Referee 1: “The paper is extremely well-written with good data and cogent arguments. I would recommend that it is accepted for publication without changes.”
Referee 2: “The manuscript not only lacks supportive functional data but critical controls … are also missing. In the present form, it is not suitable for Journal of XX, which requires technically clean experiments along with some additional functional data to substantiate the claims.”
Imagine the conflicts that the editor’s mind must have gone through before initiating processes that eventually resulted in the paper being published. This is certainly not a one-off example.
Peer-review is not always free of bias. The institutional affiliation of an author might be a turning point in whether a referee likes a paper or not. For example, Richard Smith (a former editor of the British Medical Journal), in his review of peer-review, quotes a study which investigated 12 papers published in leading psychology journals by authors from reputed institutions. This study submitted the same papers to the same journals after making a few cosmetic changes and changing the author affiliation to invented names such as “Tri-Valley Center for Human Potential”.
For nine of these papers, the journals did not recognise that they had already published the paper; and of these, eight were rejected on technical grounds! Richard Smith mentions that he himself wanted to reject a paper by Karl Popper, the great philosopher of science, but could not: “… the power of the name was too strong”. In this case, his original intuition was thankfully wrong.
More importantly, the process is time consuming. Even with email speeding up communication among the authors, editors and peer-reviewers, it can be a year before a submitted paper gets finally accepted for publication in journals of ‘repute’. In the modern day, when technology has accelerated research manyfold, one year of an important manuscript lying in cold storage can be a criminal waste of time and taxpayers’ money. Such delays can also play havoc with the careers of unlucky, over-running, poorly paid yet highly-talented PhD students.
At the end of the day, does peer-review help weed out bad science? It certainly produces more reliable reading material than every person laying bare her deepest thoughts for everyone else to see in the form of written documents. Nevertheless, a cursory glance at the website Retraction Watch will show that many fraudulent or innocently wrong papers make it past journal peer-review, even in major journals. This list represents only a fraction of research that would not have passed a (probably non-existent) foolproof system of evaluating science. In a systematic study, the British Medical Journal deliberately inserted errors into manuscripts, which were then sent out to many referees. To quote Richard Smith again, “nobody ever spotted all of the errors”.
Thus, journal-mediated limited peer-review may be better than nothing – but it is time-consuming, inconsistent and, ironically for science, has limited – if any – evidence supporting its contribution to selecting good science and eliminating bad science. Nevertheless, it had a role to play when journals were all in print and competing for subscription real estate, but today it may be little more than a vestige of the print era.
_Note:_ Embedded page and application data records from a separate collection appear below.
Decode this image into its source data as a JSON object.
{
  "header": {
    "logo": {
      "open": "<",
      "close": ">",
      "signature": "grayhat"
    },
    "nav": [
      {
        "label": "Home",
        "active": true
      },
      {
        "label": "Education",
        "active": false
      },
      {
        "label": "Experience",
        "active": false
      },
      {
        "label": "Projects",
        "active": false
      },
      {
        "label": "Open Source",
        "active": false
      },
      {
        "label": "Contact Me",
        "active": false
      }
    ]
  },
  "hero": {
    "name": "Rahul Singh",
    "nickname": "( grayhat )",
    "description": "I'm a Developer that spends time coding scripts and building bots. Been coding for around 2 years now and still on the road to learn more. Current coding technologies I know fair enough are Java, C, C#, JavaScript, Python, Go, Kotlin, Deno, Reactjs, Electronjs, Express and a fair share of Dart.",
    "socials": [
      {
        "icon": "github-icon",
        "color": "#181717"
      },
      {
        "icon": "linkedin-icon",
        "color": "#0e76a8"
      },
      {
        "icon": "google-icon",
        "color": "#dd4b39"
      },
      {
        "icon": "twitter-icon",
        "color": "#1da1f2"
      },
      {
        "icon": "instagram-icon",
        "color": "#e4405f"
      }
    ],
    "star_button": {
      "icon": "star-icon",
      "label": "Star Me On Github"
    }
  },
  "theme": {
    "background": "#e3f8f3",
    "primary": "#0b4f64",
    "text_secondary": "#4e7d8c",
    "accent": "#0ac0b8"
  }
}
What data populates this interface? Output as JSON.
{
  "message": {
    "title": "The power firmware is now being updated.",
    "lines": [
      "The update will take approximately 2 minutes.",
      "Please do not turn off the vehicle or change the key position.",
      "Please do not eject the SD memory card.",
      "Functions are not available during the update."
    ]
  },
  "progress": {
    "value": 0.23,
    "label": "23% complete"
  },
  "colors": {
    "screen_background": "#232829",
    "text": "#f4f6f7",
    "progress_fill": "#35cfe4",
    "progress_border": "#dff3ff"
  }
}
Part II will take a look at new, internet-savvy ways in which biological research is being reviewed and published.
Aswin Sai Narain Seshasayee runs a laboratory researching bacterial biology at the National Centre for Biological Sciences, Bengaluru. Beyond science, his interests are in classical art music and history.